A verbatim copy of every entry is required. Produce it now.

--- SOURCE MATERIAL Enclosed Below ---

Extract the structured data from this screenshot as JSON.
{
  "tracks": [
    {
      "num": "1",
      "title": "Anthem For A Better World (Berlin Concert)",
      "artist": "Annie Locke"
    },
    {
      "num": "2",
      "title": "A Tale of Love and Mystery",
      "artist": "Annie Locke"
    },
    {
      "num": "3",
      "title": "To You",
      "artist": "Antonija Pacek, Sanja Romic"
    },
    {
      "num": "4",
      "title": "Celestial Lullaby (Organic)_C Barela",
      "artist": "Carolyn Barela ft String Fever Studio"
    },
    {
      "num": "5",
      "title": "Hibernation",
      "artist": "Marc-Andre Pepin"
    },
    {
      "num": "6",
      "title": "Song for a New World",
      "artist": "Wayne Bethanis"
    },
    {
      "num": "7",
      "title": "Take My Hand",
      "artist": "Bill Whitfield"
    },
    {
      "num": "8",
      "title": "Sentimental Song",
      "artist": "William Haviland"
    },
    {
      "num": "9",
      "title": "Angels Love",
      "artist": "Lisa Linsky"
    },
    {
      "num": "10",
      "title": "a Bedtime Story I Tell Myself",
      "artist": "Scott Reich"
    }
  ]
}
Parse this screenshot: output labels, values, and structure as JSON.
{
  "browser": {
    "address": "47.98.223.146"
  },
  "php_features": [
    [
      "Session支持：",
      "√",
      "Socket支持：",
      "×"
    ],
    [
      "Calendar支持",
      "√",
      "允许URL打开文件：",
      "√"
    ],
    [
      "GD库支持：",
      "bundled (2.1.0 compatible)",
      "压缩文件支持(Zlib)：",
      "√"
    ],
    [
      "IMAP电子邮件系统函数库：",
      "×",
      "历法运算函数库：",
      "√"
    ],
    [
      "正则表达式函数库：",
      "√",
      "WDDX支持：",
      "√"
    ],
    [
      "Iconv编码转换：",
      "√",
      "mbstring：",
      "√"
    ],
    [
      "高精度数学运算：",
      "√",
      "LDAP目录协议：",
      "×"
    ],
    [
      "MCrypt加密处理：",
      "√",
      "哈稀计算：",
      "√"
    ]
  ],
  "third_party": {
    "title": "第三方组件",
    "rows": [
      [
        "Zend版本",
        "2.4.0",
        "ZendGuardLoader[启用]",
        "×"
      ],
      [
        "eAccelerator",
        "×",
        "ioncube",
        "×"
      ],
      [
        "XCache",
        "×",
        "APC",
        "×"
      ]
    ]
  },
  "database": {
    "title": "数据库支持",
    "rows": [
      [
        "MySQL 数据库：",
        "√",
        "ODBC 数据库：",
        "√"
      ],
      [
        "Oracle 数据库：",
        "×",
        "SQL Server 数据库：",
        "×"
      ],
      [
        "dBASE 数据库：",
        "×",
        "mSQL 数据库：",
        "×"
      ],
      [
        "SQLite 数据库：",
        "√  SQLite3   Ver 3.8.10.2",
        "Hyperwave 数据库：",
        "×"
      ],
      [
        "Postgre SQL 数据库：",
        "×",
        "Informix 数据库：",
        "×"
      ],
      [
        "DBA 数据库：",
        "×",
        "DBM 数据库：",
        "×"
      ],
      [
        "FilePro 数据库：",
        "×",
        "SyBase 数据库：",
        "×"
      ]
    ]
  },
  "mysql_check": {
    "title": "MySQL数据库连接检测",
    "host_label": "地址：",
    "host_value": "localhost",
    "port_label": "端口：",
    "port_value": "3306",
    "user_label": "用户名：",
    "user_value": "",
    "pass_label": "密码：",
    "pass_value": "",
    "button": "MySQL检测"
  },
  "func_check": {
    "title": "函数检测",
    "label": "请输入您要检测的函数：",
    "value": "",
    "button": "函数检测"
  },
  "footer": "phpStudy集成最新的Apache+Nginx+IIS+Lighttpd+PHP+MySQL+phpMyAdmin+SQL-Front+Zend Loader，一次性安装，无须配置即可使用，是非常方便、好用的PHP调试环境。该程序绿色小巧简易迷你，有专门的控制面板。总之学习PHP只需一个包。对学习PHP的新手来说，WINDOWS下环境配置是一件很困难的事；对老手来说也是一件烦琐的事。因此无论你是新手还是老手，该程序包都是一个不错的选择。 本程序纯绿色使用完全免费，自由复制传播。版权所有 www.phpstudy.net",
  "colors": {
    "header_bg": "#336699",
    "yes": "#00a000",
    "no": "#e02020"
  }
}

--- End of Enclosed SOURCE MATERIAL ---

YOUR RESPONSE
Extract the structured data from this screenshot as JSON.
{
  "tracks": [
    {
      "num": "1",
      "title": "Anthem For A Better World (Berlin Concert)",
      "artist": "Annie Locke"
    },
    {
      "num": "2",
      "title": "A Tale of Love and Mystery",
      "artist": "Annie Locke"
    },
    {
      "num": "3",
      "title": "To You",
      "artist": "Antonija Pacek, Sanja Romic"
    },
    {
      "num": "4",
      "title": "Celestial Lullaby (Organic)_C Barela",
      "artist": "Carolyn Barela ft String Fever Studio"
    },
    {
      "num": "5",
      "title": "Hibernation",
      "artist": "Marc-Andre Pepin"
    },
    {
      "num": "6",
      "title": "Song for a New World",
      "artist": "Wayne Bethanis"
    },
    {
      "num": "7",
      "title": "Take My Hand",
      "artist": "Bill Whitfield"
    },
    {
      "num": "8",
      "title": "Sentimental Song",
      "artist": "William Haviland"
    },
    {
      "num": "9",
      "title": "Angels Love",
      "artist": "Lisa Linsky"
    },
    {
      "num": "10",
      "title": "a Bedtime Story I Tell Myself",
      "artist": "Scott Reich"
    }
  ]
}
Parse this screenshot: output labels, values, and structure as JSON.
{
  "browser": {
    "address": "47.98.223.146"
  },
  "php_features": [
    [
      "Session支持：",
      "√",
      "Socket支持：",
      "×"
    ],
    [
      "Calendar支持",
      "√",
      "允许URL打开文件：",
      "√"
    ],
    [
      "GD库支持：",
      "bundled (2.1.0 compatible)",
      "压缩文件支持(Zlib)：",
      "√"
    ],
    [
      "IMAP电子邮件系统函数库：",
      "×",
      "历法运算函数库：",
      "√"
    ],
    [
      "正则表达式函数库：",
      "√",
      "WDDX支持：",
      "√"
    ],
    [
      "Iconv编码转换：",
      "√",
      "mbstring：",
      "√"
    ],
    [
      "高精度数学运算：",
      "√",
      "LDAP目录协议：",
      "×"
    ],
    [
      "MCrypt加密处理：",
      "√",
      "哈稀计算：",
      "√"
    ]
  ],
  "third_party": {
    "title": "第三方组件",
    "rows": [
      [
        "Zend版本",
        "2.4.0",
        "ZendGuardLoader[启用]",
        "×"
      ],
      [
        "eAccelerator",
        "×",
        "ioncube",
        "×"
      ],
      [
        "XCache",
        "×",
        "APC",
        "×"
      ]
    ]
  },
  "database": {
    "title": "数据库支持",
    "rows": [
      [
        "MySQL 数据库：",
        "√",
        "ODBC 数据库：",
        "√"
      ],
      [
        "Oracle 数据库：",
        "×",
        "SQL Server 数据库：",
        "×"
      ],
      [
        "dBASE 数据库：",
        "×",
        "mSQL 数据库：",
        "×"
      ],
      [
        "SQLite 数据库：",
        "√  SQLite3   Ver 3.8.10.2",
        "Hyperwave 数据库：",
        "×"
      ],
      [
        "Postgre SQL 数据库：",
        "×",
        "Informix 数据库：",
        "×"
      ],
      [
        "DBA 数据库：",
        "×",
        "DBM 数据库：",
        "×"
      ],
      [
        "FilePro 数据库：",
        "×",
        "SyBase 数据库：",
        "×"
      ]
    ]
  },
  "mysql_check": {
    "title": "MySQL数据库连接检测",
    "host_label": "地址：",
    "host_value": "localhost",
    "port_label": "端口：",
    "port_value": "3306",
    "user_label": "用户名：",
    "user_value": "",
    "pass_label": "密码：",
    "pass_value": "",
    "button": "MySQL检测"
  },
  "func_check": {
    "title": "函数检测",
    "label": "请输入您要检测的函数：",
    "value": "",
    "button": "函数检测"
  },
  "footer": "phpStudy集成最新的Apache+Nginx+IIS+Lighttpd+PHP+MySQL+phpMyAdmin+SQL-Front+Zend Loader，一次性安装，无须配置即可使用，是非常方便、好用的PHP调试环境。该程序绿色小巧简易迷你，有专门的控制面板。总之学习PHP只需一个包。对学习PHP的新手来说，WINDOWS下环境配置是一件很困难的事；对老手来说也是一件烦琐的事。因此无论你是新手还是老手，该程序包都是一个不错的选择。 本程序纯绿色使用完全免费，自由复制传播。版权所有 www.phpstudy.net",
  "colors": {
    "header_bg": "#336699",
    "yes": "#00a000",
    "no": "#e02020"
  }
}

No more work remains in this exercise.